As expected, the first day of kindergarten was one of great confusion for the child, since she had absolutely no idea why the people in this place spoke “the secret TV language.” Her years in elementary school unfolded, but she never lost her outsider status. As a personality who straddled the two realities—one of middle America and the other of Transylvanian paranoia—Yuhas inhabited a space permanently in between. Bullied at school, subjected to bizarre beliefs and behaviors at home, her life could easily have left her with deep emotional wounds.
As the memoir unfolds, the reader realizes, with some relief for this child, that her creativity and budding artistic ability could save her. Her experiences become raw material for her humor, her visual art and her strength. Other children could have been broken by the life she led.
For instance, from childhood, Yuhas was tied into bed by her grandmother, a practice that continued into her teen years. Nagymama also forbade frequent baths or showers, claiming that Americans bathed too often. Only one bath a week was permitted—showers were entirely forbidden since (claimed her grandmother) standing in a shower exposed your organs, causing pneumonia.
As a developing teenager, Yuhas was well aware of the need to practice better hygiene. So a ritual of deceit developed, with her waiting each evening for her grandmother to fall asleep; this is when she would then untie herself and slip into the bathroom to sneak a shower.
“If Nagymama woke up and noticed I was missing, she’d start screaming and banging on the bathroom door. I’d have about two minutes to finish the shower before Nagymama picked the lock, barged in . . . and pulled me out of the shower . . .”
It was a smothering kind of love, Yuhas tells us. It was the only kind they knew. Most readers would agree that it was not love, but emotional abuse. This is not the language Yuhas uses in her ongoing effort to see her caretakers in their best possible light. But after an especially insane episode, where Nagymama permanently removes the door from the bathroom, high-school aged Stephanie realized that the only way she could survive was by escaping. By the time she makes this decision, the readers may well be relieved and joyful. But of course, a child is helpless, subjected entirely to the madness of family.
As one of those miracles that sometime happens, a brochure from the University of the Arts landed in their mailbox and provided information about careers in arts and animation that Yuhas never knew existed. She knew immediately that she had to go to this school, and to do that, she had to have a scholarship. Tuition at the time was $80,000.

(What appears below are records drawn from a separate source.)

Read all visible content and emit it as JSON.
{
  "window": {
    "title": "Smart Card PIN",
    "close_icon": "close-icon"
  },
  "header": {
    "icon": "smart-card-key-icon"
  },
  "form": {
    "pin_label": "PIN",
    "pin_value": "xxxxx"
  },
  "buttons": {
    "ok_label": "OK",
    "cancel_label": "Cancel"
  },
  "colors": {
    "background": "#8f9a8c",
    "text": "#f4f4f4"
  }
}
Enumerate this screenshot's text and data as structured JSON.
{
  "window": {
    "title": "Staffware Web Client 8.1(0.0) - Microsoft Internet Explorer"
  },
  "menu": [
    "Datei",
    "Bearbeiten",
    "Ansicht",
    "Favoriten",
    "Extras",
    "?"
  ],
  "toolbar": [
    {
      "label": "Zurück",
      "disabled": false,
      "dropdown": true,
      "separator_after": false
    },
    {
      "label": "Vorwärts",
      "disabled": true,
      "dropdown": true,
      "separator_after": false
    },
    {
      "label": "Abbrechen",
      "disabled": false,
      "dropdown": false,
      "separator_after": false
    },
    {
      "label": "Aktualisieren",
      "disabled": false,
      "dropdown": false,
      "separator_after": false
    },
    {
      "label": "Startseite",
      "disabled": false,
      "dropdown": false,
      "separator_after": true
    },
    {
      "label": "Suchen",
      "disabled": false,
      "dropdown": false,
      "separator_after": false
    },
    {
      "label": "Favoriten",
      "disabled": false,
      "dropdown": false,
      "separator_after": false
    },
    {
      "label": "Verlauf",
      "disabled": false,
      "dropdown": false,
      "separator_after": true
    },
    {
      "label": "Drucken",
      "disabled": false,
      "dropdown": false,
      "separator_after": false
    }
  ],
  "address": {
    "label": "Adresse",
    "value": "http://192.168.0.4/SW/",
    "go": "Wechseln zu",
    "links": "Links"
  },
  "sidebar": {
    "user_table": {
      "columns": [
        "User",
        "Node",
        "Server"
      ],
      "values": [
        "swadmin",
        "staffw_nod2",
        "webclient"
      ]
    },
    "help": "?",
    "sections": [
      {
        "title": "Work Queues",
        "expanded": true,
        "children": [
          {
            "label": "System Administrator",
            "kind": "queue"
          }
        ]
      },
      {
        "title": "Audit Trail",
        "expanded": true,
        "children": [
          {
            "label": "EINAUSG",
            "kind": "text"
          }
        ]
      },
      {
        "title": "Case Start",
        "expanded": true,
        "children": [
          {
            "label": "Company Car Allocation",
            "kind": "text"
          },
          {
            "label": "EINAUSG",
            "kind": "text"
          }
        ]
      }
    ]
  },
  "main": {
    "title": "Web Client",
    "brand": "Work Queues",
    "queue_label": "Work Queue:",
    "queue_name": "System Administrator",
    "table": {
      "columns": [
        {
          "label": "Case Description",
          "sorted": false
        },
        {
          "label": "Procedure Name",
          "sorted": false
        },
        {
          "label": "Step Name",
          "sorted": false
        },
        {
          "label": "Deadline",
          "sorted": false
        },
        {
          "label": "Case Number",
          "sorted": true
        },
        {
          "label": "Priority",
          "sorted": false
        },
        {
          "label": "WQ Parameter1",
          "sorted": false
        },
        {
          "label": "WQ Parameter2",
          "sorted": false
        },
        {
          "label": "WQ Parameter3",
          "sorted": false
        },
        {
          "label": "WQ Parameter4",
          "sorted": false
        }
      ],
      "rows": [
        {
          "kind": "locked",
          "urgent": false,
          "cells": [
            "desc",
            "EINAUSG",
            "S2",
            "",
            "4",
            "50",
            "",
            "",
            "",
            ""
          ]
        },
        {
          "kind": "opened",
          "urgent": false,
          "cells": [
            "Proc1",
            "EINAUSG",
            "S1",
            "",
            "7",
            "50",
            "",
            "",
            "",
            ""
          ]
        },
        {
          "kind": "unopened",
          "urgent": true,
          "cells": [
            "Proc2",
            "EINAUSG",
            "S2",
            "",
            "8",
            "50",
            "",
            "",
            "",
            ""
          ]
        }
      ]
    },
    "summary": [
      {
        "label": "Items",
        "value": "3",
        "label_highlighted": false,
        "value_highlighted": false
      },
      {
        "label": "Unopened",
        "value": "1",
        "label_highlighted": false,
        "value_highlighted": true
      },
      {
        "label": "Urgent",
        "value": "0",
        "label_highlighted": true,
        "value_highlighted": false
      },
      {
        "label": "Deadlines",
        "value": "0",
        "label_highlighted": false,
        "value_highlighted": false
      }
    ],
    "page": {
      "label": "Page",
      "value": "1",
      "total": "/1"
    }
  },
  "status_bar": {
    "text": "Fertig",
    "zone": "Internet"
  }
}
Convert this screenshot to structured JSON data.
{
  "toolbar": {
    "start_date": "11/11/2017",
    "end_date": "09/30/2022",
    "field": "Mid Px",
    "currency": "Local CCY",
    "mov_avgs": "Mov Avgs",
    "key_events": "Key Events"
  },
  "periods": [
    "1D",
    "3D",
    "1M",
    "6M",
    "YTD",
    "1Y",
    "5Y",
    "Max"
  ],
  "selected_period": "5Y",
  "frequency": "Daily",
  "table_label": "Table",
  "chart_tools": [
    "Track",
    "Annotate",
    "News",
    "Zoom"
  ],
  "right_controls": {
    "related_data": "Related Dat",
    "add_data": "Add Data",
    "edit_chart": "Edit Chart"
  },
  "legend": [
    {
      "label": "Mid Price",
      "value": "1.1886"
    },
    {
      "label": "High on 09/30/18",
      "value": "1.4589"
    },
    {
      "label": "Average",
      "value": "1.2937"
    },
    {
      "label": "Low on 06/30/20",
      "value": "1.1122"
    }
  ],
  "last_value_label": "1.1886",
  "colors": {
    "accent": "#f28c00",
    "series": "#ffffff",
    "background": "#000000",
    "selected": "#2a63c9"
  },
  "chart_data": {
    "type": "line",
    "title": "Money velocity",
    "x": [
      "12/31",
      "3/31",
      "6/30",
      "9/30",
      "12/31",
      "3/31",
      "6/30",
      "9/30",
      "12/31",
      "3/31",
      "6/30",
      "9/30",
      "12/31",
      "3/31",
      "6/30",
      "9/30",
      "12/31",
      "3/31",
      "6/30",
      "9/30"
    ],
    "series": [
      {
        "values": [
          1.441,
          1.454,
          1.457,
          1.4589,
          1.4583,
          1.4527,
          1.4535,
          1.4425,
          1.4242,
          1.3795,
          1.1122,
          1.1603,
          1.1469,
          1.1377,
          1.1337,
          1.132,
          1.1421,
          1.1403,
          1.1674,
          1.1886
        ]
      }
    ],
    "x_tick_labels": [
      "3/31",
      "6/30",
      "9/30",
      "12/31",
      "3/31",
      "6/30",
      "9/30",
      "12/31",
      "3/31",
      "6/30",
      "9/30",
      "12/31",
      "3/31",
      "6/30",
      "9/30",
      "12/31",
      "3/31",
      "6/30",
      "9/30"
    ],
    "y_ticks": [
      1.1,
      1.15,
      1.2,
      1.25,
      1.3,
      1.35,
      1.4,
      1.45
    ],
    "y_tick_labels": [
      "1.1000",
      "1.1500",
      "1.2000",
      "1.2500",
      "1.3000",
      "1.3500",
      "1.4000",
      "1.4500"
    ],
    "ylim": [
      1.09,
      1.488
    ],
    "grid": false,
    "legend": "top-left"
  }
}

Straight As, Honor Society, Key Club, Student Government, volunteer teaching at a Bible School—Yuhas did everything she could to show her abilities, her community involvement, her school engagement—and she threw herself into every activity possible.
Her mother somehow became convinced that all of her explanations about afterschool activities were a lie, and demanded that her daughter come home after school each day, that she give up the attempt to get into college. It was then that Yuhas finally realized the hard truth: She couldn’t remain in her mother’s home and still have the life she envisioned. Her escape and her ultimate triumph in attending school and building the life she wanted is the penultimate joy of American Goulash.
While Yuhas’s art and humor developed in an atmosphere of surrealism rooted in the toxic wastelands of mid-state New Jersey, it has grown significantly, as her own creative activities expand.
After receiving her BFA in animation from University of the Arts in Philadelphia, Yuhas founded her own animation and film studio, Shiny Grape Studios. She is co-founder, with her now-husband, Matt Conant, of the much-respected Project Twenty1 Film Festival. She is an animator, filmmaker, writer, and artist. By all accounts, her life is a successful and happy one. In other words, she beat all the odds and is nothing short of a walking miracle.
American Goulash tells Stephanie Yuhas’s childhood story with humor, pathos, and love.